Retype every record exactly. Leave the pictures out.

**TASK INPUTS**
-- -- --

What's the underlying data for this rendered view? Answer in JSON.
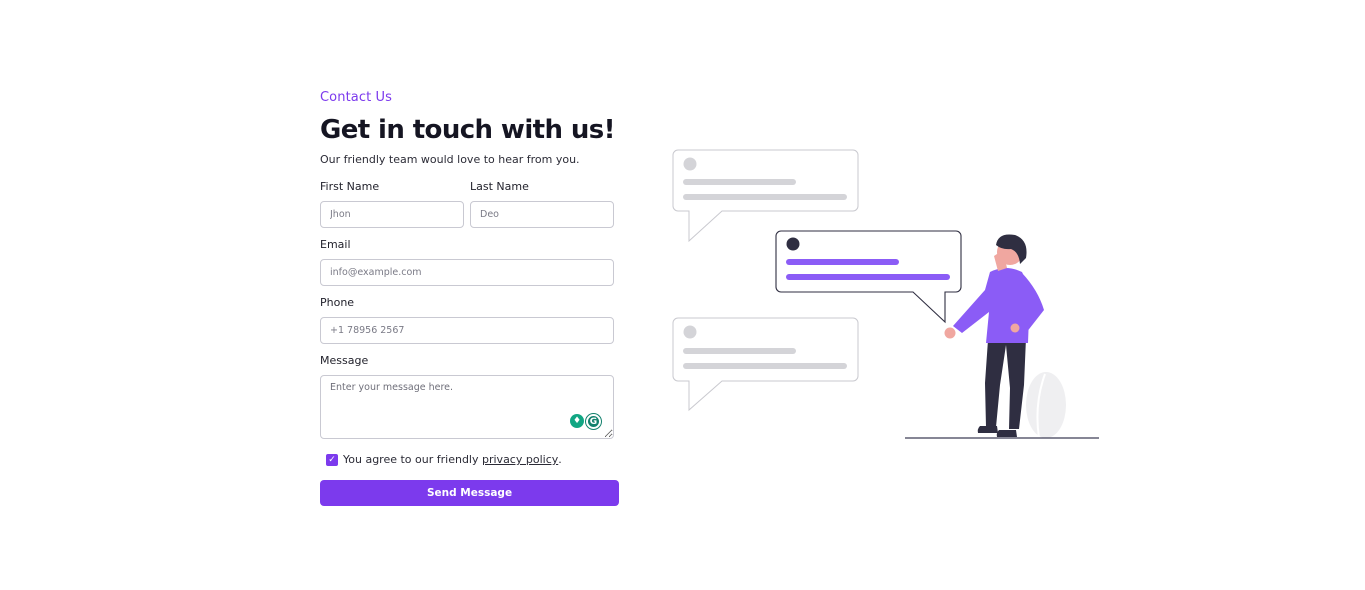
{
  "header": {
    "eyebrow": "Contact Us",
    "title": "Get in touch with us!",
    "subtitle": "Our friendly team would love to hear from you."
  },
  "form": {
    "first_name": {
      "label": "First Name",
      "placeholder": "Jhon"
    },
    "last_name": {
      "label": "Last Name",
      "placeholder": "Deo"
    },
    "email": {
      "label": "Email",
      "placeholder": "info@example.com"
    },
    "phone": {
      "label": "Phone",
      "placeholder": "+1 78956 2567"
    },
    "message": {
      "label": "Message",
      "placeholder": "Enter your message here."
    },
    "agree": {
      "text_before": "You agree to our friendly ",
      "link": "privacy policy",
      "text_after": ".",
      "checked": true
    },
    "submit_label": "Send Message"
  },
  "colors": {
    "accent": "#7c3aed",
    "bubble_accent": "#8b5cf6",
    "text_dark": "#151522",
    "placeholder_line": "#d4d4d8"
  },
  "icons": [
    "checkmark-icon",
    "bulb-extension-icon",
    "grammarly-icon",
    "contact-illustration"
  ]
}
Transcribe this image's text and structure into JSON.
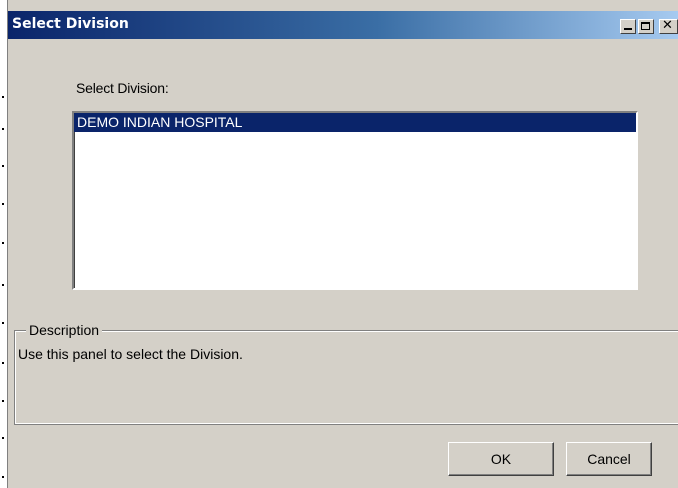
{
  "window": {
    "title": "Select Division",
    "minimize_icon": "minimize-icon",
    "maximize_icon": "maximize-icon",
    "close_icon": "close-icon",
    "close_glyph": "✕"
  },
  "division": {
    "label": "Select Division:",
    "items": [
      {
        "label": "DEMO INDIAN HOSPITAL",
        "selected": true
      }
    ]
  },
  "description": {
    "legend": "Description",
    "text": "Use this panel to select the Division."
  },
  "buttons": {
    "ok_label": "OK",
    "cancel_label": "Cancel"
  },
  "colors": {
    "titlebar_start": "#0a246a",
    "titlebar_end": "#a6caf0",
    "face": "#d4d0c8",
    "selection": "#0a246a"
  }
}
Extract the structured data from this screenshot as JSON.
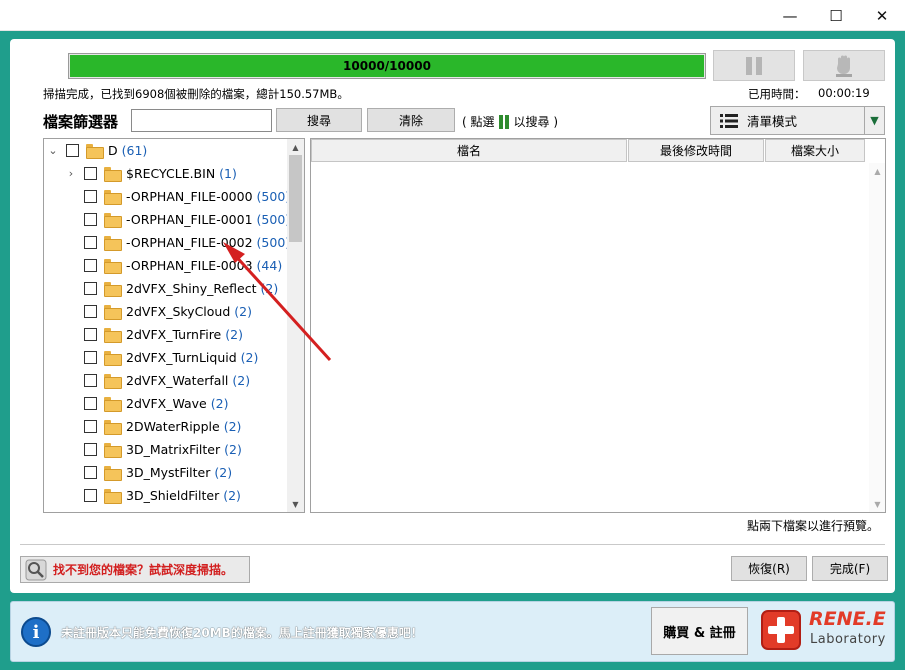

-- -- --

**EXERCISE SOLUTION**
What's the underlying data for this rendered view? Answer in JSON.
{
  "header": {
    "eyebrow": "Contact Us",
    "title": "Get in touch with us!",
    "subtitle": "Our friendly team would love to hear from you."
  },
  "form": {
    "first_name": {
      "label": "First Name",
      "placeholder": "Jhon"
    },
    "last_name": {
      "label": "Last Name",
      "placeholder": "Deo"
    },
    "email": {
      "label": "Email",
      "placeholder": "info@example.com"
    },
    "phone": {
      "label": "Phone",
      "placeholder": "+1 78956 2567"
    },
    "message": {
      "label": "Message",
      "placeholder": "Enter your message here."
    },
    "agree": {
      "text_before": "You agree to our friendly ",
      "link": "privacy policy",
      "text_after": ".",
      "checked": true
    },
    "submit_label": "Send Message"
  },
  "colors": {
    "accent": "#7c3aed",
    "bubble_accent": "#8b5cf6",
    "text_dark": "#151522",
    "placeholder_line": "#d4d4d8"
  },
  "icons": [
    "checkmark-icon",
    "bulb-extension-icon",
    "grammarly-icon",
    "contact-illustration"
  ]
}
Transcribe this image's text and structure into JSON.
{
  "window": {
    "title": "Select Division",
    "minimize_icon": "minimize-icon",
    "maximize_icon": "maximize-icon",
    "close_icon": "close-icon",
    "close_glyph": "✕"
  },
  "division": {
    "label": "Select Division:",
    "items": [
      {
        "label": "DEMO INDIAN HOSPITAL",
        "selected": true
      }
    ]
  },
  "description": {
    "legend": "Description",
    "text": "Use this panel to select the Division."
  },
  "buttons": {
    "ok_label": "OK",
    "cancel_label": "Cancel"
  },
  "colors": {
    "titlebar_start": "#0a246a",
    "titlebar_end": "#a6caf0",
    "face": "#d4d0c8",
    "selection": "#0a246a"
  }
}
Extract the structured data from this screenshot as JSON.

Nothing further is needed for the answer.